Predisposing germline mutations in high hyperdiploid acute lymphoblastic leukemia in children.

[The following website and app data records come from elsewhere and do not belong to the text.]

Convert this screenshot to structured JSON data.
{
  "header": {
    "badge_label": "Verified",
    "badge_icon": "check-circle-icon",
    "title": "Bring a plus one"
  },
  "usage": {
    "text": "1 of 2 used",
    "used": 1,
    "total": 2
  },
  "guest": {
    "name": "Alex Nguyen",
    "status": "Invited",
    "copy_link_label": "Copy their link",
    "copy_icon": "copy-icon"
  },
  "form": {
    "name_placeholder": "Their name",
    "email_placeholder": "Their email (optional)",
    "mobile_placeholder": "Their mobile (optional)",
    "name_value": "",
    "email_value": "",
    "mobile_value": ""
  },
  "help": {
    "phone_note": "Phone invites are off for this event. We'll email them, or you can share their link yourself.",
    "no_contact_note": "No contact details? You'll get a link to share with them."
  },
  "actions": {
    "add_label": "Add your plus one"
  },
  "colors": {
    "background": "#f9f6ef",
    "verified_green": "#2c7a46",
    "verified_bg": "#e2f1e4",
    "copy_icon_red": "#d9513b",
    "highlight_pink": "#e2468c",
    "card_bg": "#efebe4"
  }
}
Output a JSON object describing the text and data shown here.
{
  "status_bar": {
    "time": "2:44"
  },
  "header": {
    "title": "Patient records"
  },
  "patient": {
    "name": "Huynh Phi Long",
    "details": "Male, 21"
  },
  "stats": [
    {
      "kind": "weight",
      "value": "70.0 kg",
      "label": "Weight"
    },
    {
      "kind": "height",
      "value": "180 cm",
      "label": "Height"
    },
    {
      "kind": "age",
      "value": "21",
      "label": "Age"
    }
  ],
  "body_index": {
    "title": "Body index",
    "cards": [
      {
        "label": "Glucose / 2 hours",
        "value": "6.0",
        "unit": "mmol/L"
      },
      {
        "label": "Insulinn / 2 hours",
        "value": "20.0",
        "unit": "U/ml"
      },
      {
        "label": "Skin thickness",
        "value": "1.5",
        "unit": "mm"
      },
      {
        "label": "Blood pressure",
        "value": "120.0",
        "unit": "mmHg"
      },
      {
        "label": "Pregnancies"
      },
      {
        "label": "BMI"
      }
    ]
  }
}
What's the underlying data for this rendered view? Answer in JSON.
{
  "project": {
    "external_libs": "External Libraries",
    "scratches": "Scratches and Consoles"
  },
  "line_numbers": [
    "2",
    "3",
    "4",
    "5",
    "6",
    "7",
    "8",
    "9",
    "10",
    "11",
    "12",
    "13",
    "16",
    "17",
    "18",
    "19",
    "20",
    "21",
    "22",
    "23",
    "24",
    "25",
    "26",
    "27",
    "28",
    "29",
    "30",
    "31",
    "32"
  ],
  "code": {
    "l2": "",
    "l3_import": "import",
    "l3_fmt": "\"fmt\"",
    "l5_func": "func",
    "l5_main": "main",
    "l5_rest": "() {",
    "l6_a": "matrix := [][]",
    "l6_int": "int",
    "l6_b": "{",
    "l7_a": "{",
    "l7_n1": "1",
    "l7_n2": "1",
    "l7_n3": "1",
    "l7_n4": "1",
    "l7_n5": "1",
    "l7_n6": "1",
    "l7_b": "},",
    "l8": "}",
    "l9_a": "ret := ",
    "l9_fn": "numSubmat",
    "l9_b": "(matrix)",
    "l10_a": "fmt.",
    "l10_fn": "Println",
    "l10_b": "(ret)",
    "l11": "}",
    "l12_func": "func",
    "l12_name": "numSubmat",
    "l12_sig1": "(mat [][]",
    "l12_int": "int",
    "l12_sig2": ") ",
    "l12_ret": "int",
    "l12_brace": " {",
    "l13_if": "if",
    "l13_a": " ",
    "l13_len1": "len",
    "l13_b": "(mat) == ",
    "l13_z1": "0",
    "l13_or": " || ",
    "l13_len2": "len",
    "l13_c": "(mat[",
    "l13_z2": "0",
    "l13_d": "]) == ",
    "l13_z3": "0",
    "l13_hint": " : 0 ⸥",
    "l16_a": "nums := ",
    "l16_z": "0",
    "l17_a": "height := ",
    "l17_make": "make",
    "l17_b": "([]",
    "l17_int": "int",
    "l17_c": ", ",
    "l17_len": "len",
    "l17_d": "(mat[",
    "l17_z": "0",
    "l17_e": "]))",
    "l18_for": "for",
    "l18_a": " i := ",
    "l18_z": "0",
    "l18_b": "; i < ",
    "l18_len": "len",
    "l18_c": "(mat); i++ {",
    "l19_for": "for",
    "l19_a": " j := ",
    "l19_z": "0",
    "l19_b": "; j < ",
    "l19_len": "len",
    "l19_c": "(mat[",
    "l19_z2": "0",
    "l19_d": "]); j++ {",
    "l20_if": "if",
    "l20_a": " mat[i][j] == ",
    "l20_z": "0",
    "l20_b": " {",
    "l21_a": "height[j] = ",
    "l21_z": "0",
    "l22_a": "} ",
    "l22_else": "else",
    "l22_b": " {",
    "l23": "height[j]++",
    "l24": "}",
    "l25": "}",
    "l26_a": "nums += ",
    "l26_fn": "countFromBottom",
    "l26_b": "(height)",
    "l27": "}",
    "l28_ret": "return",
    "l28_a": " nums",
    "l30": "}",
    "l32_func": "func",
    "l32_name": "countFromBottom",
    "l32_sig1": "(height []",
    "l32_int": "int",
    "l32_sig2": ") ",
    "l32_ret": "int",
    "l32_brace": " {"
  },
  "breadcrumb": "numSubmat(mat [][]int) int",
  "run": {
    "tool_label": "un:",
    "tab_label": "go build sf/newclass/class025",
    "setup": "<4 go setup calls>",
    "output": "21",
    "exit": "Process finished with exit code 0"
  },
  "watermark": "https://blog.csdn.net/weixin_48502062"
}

High hyperdiploidy (HD) is the most common cytogenetic subtype of childhood acute lymphoblastic leukemia (ALL), and a higher incidence of HD has been reported in ALL patients with congenital cancer syndromes. We assessed the frequency of predisposing germline mutations in 57 HD-ALL patients from the California Childhood Leukemia Study via targeted sequencing of cancer-relevant genes. Three out of 57 patients (5.3%) harbored confirmed germline mutations that were likely causal, in NBN, ETV6, and FLT3, with an additional six patients (10.5%) harboring putative predisposing mutations that were rare in unselected individuals (<0.01% allele frequency in the Exome Aggregation Consortium, ExAC) and predicted functional (scaled CADD score ≥ 20) in known or potential ALL predisposition genes (SH2B3, CREBBP, PMS2, MLL, ABL1, and MYH9). Three additional patients carried rare and predicted damaging germline mutations in GAB2, a known activator of the ERK/MAPK and PI3K/AKT pathways and binding partner of PTPN11-encoded SHP2. The frequency of rare and predicted functional germline GAB2 mutations was significantly higher in our patients (2.6%) than in ExAC (0.28%, P = 4.4 × 10-3 ), an observation that was replicated in ALL patients from the TARGET project (P = .034). We cloned patient GAB2 mutations and expressed mutant proteins in HEK293 cells and found that frameshift mutation P621fs led to reduced SHP2 binding and ERK1/2 phosphorylation but significantly increased AKT phosphorylation, suggesting possible RAS-independent leukemogenic effects. Our results support a significant contribution of rare, high penetrance germline mutations to HD-ALL etiology, and pinpoint GAB2 as a putative novel ALL predisposition gene.